The Consumers? Association (CA) has accused mobile phone airtime suppliers of being ?immature? and called for even more drastic changes to customer contracts than those announced yesterday (see separate story).
The consumer watchdog wants contract terms to be cut even shorter, despite promises from all but one of the airtime suppliers to amend their conditions after legal threats from the Office of Fair Trading (OFT).
Colin Meeks, the CA's telecomms expert, said: ?The industry needs constant pressure. Companies have shown themselves to be immature - no other industry would treat consumers this way. Is it really the way forward to offer phones for 10p and tie people into contracts for one and a half years?? Meek added: ?I would like to see companies win consumers on quality of service and price rather than ridiculous contracts with high rental charges over a long period of time.?
He praised the deals offered by Car Phone Warehouse, which allows customers to pay the full cost of the phone and sign shorter contract periods. The CA has been working with the Federation of Communications Services (FCS), the mobile phone industry body, to develop a code of practice, but said the industry needs better regulations. An FCS spokesperson said the code would be published ?within the next couple of months?.

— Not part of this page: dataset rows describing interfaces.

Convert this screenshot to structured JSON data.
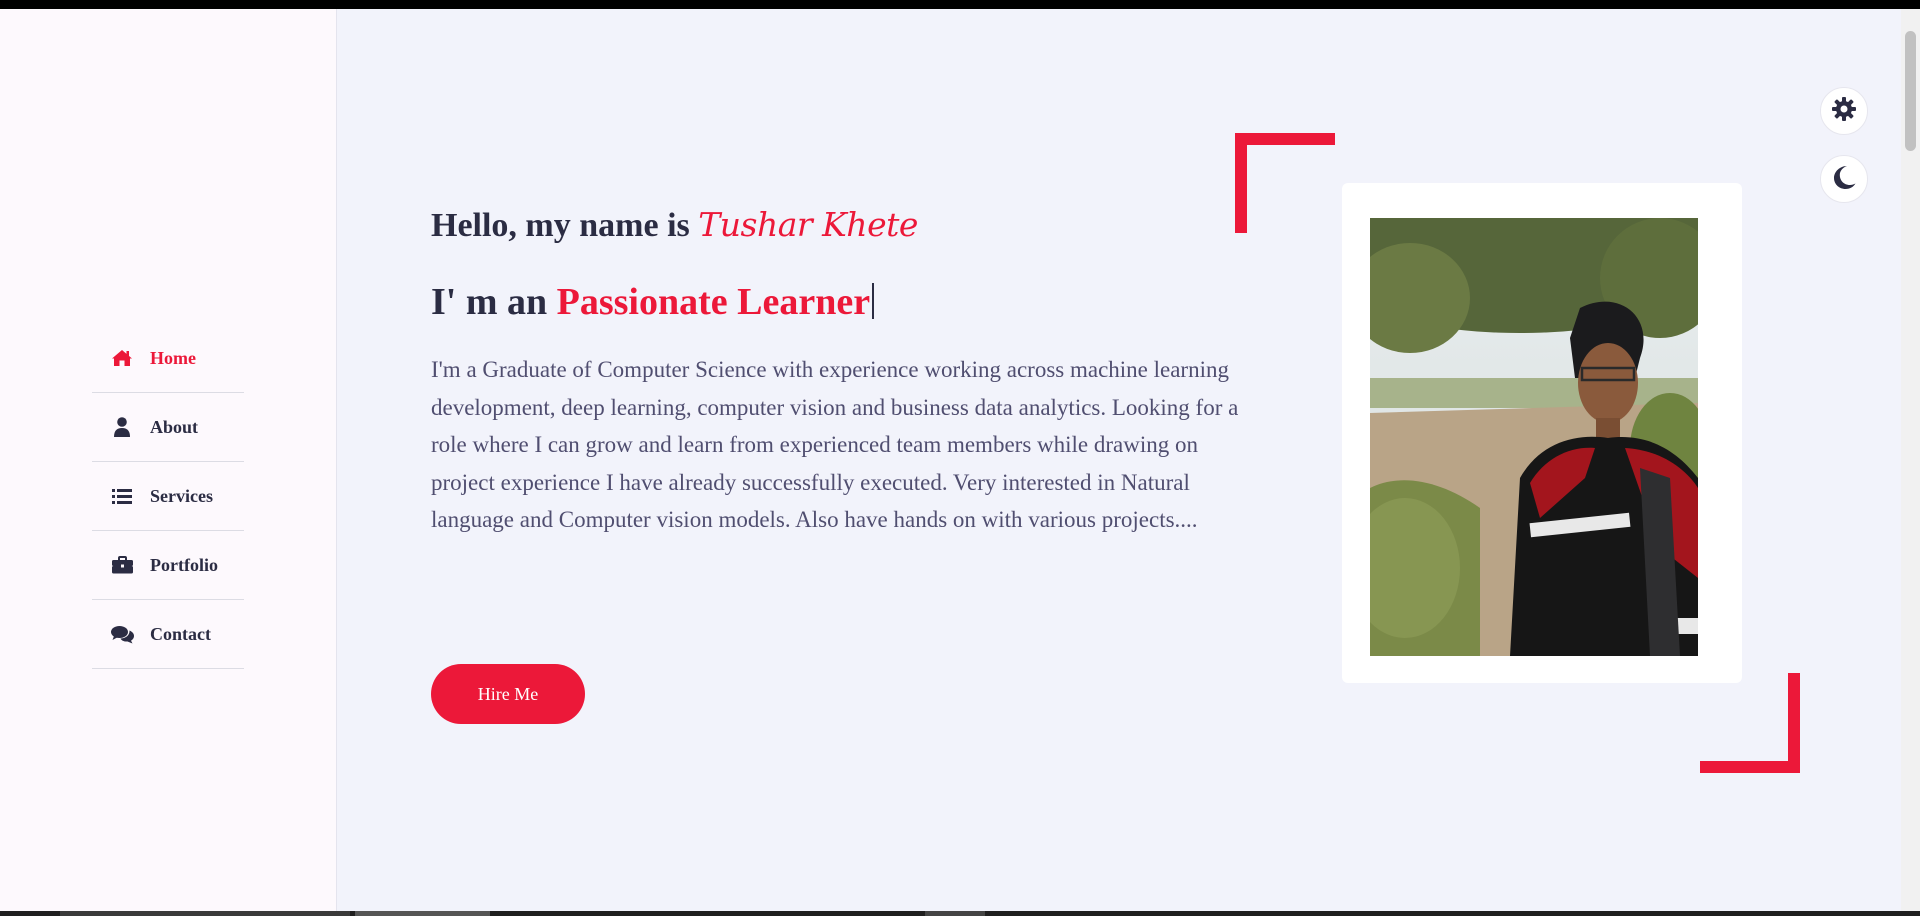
{
  "nav": {
    "items": [
      {
        "label": "Home",
        "icon": "home-icon",
        "active": true
      },
      {
        "label": "About",
        "icon": "user-icon",
        "active": false
      },
      {
        "label": "Services",
        "icon": "list-icon",
        "active": false
      },
      {
        "label": "Portfolio",
        "icon": "briefcase-icon",
        "active": false
      },
      {
        "label": "Contact",
        "icon": "comments-icon",
        "active": false
      }
    ]
  },
  "tools": {
    "settings_icon": "gear-icon",
    "theme_icon": "moon-icon"
  },
  "hero": {
    "greeting": "Hello, my name is",
    "name": "Tushar Khete",
    "role_prefix": "I' m an",
    "role_typed": "Passionate Learner",
    "bio": "I'm a Graduate of Computer Science with experience working across machine learning development, deep learning, computer vision and business data analytics. Looking for a role where I can grow and learn from experienced team members while drawing on project experience I have already successfully executed. Very interested in Natural language and Computer vision models. Also have hands on with various projects....",
    "cta_label": "Hire Me"
  },
  "colors": {
    "accent": "#ec1839",
    "text_dark": "#2b2c43",
    "text_body": "#504e70",
    "background": "#f2f3fb",
    "sidebar": "#fdf9fd"
  }
}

The suppliers, which include BT, One 2 One, Motorola Tel-co and Cellnet Call Connections, agreed, where applicable, to remove substantial disconnection charges, reduce notice periods from 90 days to one month, and introduce change-of-mind clauses.
The industry has boomed on the back of cheap handsets but contracts often bind people in for up to 15 months, even if they no longer use their phones or want to change suppliers. They then have to give up to 90 days' notice for disconnection. Suppliers say consumers are tied into long contracts because they subsidise the low cost cellular phones.

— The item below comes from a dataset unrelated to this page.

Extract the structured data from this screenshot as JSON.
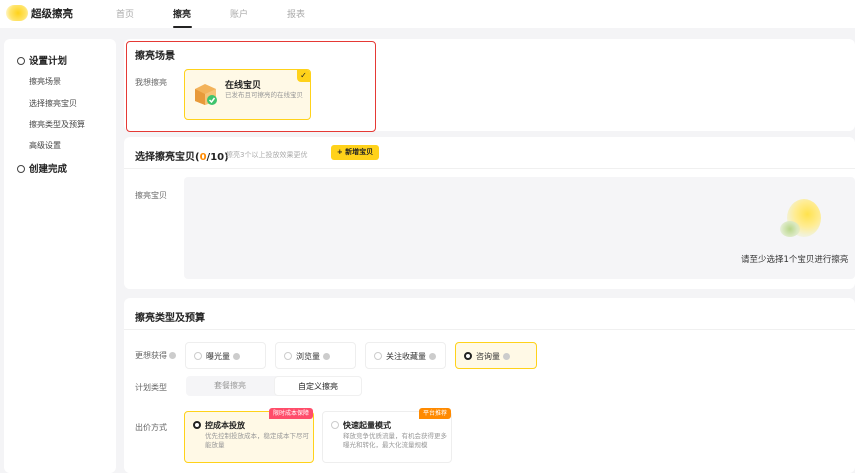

Evil clowns, scary nurses and sharp machetes teased in autumn PUBG Hallowe'en event
Reservoir computing can achieve the higher-dimension calculations required by emerging AI
Astronomers studying first-ever reported merger of two neutron stars claim to have detect light and gravitational waves
Allen died from complications of non-Hodgkin's lymphoma